▸ **What the task asks**
The records that follow must be reproduced in full, with every picture excluded.

▸ **Extracted data**

::::::

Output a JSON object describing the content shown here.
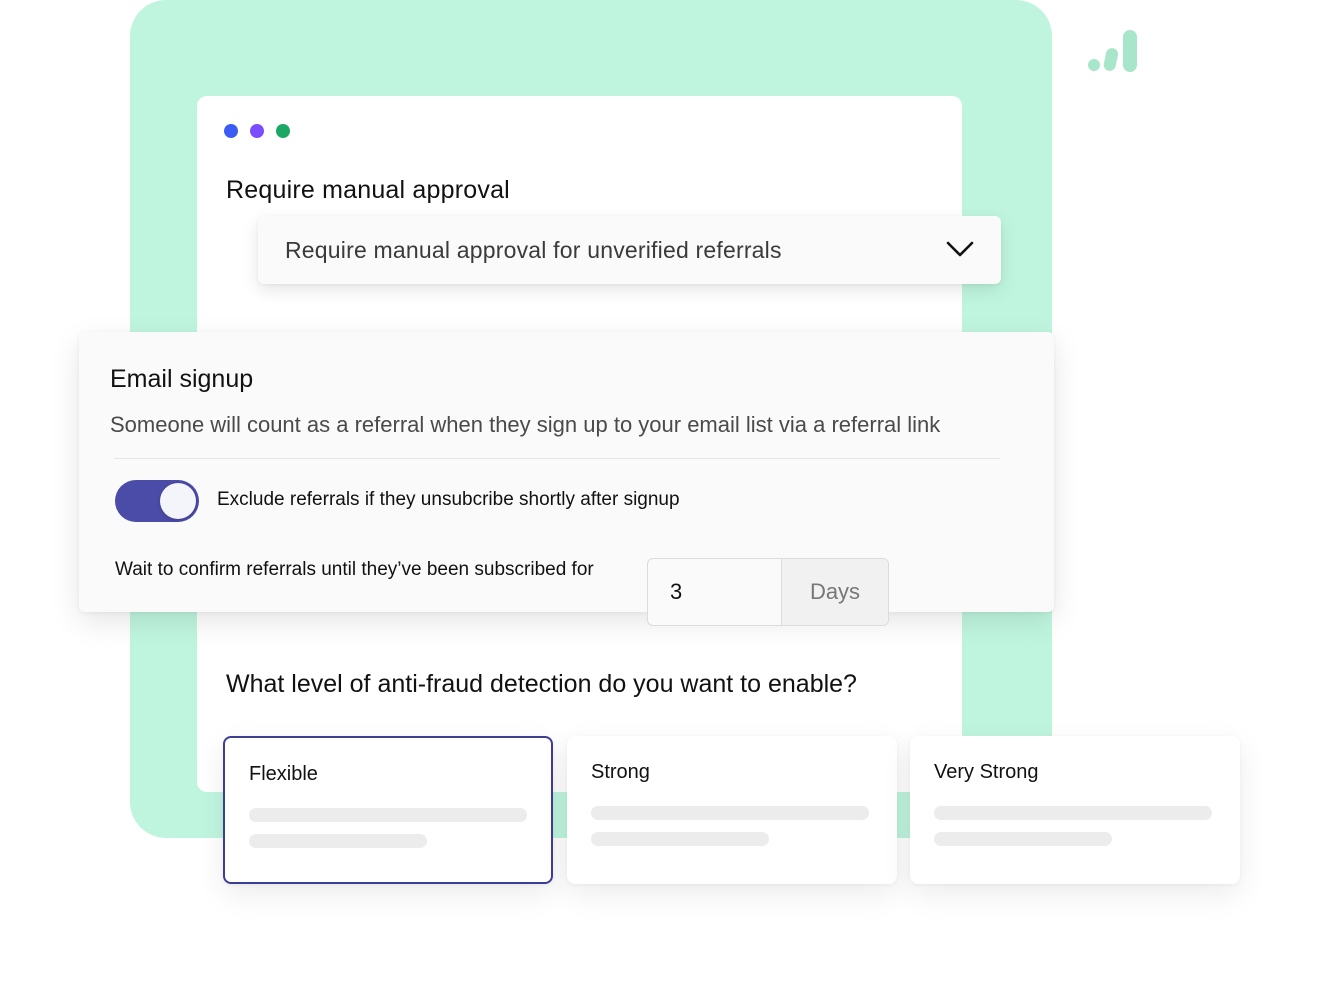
{
  "window": {
    "dots": [
      {
        "name": "dot-blue",
        "color": "#3b5bf5"
      },
      {
        "name": "dot-purple",
        "color": "#7c4dff"
      },
      {
        "name": "dot-green",
        "color": "#1aa864"
      }
    ]
  },
  "approval": {
    "title": "Require manual approval",
    "select_value": "Require manual approval for unverified referrals",
    "chevron_icon": "chevron-down-icon"
  },
  "email_signup": {
    "title": "Email signup",
    "description": "Someone will count as a referral when they sign up to your email list via a referral link",
    "toggle_label": "Exclude referrals if they unsubcribe shortly after signup",
    "toggle_on": true,
    "wait_label": "Wait to confirm referrals until they’ve been subscribed for",
    "wait_value": "3",
    "wait_unit": "Days"
  },
  "fraud": {
    "question": "What level of anti-fraud detection do you want to enable?",
    "levels": [
      {
        "label": "Flexible",
        "selected": true
      },
      {
        "label": "Strong",
        "selected": false
      },
      {
        "label": "Very Strong",
        "selected": false
      }
    ]
  },
  "colors": {
    "background_mint": "#bff5df",
    "accent": "#4b4ba8",
    "selected_border": "#3d3d94"
  },
  "icons": {
    "brand_logo": "signal-bars-logo-icon"
  }
}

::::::

▸ **Task answer**
Output a JSON object describing the content shown here.
{
  "window": {
    "dots": [
      {
        "name": "dot-blue",
        "color": "#3b5bf5"
      },
      {
        "name": "dot-purple",
        "color": "#7c4dff"
      },
      {
        "name": "dot-green",
        "color": "#1aa864"
      }
    ]
  },
  "approval": {
    "title": "Require manual approval",
    "select_value": "Require manual approval for unverified referrals",
    "chevron_icon": "chevron-down-icon"
  },
  "email_signup": {
    "title": "Email signup",
    "description": "Someone will count as a referral when they sign up to your email list via a referral link",
    "toggle_label": "Exclude referrals if they unsubcribe shortly after signup",
    "toggle_on": true,
    "wait_label": "Wait to confirm referrals until they’ve been subscribed for",
    "wait_value": "3",
    "wait_unit": "Days"
  },
  "fraud": {
    "question": "What level of anti-fraud detection do you want to enable?",
    "levels": [
      {
        "label": "Flexible",
        "selected": true
      },
      {
        "label": "Strong",
        "selected": false
      },
      {
        "label": "Very Strong",
        "selected": false
      }
    ]
  },
  "colors": {
    "background_mint": "#bff5df",
    "accent": "#4b4ba8",
    "selected_border": "#3d3d94"
  },
  "icons": {
    "brand_logo": "signal-bars-logo-icon"
  }
}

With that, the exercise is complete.